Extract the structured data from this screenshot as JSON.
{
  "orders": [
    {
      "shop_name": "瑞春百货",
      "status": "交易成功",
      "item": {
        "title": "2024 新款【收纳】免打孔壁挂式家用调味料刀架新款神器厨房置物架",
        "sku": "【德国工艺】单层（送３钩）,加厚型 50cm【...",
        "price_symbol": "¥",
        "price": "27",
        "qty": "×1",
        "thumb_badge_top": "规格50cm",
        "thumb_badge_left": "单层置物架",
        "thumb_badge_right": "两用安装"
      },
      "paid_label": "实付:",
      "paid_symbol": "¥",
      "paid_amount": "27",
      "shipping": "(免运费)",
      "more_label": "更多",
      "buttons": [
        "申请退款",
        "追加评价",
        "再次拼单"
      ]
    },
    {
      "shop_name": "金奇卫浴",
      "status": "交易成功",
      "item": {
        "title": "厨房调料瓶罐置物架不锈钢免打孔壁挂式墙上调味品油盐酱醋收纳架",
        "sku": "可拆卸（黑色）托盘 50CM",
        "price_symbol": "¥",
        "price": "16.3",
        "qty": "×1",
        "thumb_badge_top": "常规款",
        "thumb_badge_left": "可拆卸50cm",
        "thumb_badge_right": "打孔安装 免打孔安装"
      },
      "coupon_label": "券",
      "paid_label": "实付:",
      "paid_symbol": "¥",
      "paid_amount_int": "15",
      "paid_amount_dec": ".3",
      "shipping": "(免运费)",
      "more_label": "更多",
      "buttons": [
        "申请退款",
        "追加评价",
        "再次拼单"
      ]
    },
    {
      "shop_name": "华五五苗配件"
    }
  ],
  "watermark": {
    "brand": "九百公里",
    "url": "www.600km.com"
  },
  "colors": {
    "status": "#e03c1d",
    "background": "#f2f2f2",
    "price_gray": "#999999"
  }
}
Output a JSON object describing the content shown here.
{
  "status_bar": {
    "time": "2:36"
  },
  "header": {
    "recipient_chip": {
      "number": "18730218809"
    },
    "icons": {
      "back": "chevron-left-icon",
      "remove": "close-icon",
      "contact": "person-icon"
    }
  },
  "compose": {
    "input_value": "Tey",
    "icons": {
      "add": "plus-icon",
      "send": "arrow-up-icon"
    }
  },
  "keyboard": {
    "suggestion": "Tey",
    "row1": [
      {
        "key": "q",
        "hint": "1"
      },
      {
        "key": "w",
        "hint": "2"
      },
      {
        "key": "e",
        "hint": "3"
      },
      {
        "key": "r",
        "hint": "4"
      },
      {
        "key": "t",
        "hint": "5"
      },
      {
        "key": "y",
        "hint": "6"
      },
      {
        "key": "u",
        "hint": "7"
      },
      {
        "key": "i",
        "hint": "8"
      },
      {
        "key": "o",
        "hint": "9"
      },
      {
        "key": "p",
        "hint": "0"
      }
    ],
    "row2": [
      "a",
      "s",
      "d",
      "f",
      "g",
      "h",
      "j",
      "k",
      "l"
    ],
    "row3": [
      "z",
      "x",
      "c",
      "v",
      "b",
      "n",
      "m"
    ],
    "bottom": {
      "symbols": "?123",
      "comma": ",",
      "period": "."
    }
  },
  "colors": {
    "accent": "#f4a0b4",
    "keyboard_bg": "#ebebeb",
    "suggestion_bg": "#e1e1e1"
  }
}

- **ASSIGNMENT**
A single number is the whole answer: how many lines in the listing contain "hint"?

- **EXERCISE OUTPUT**
10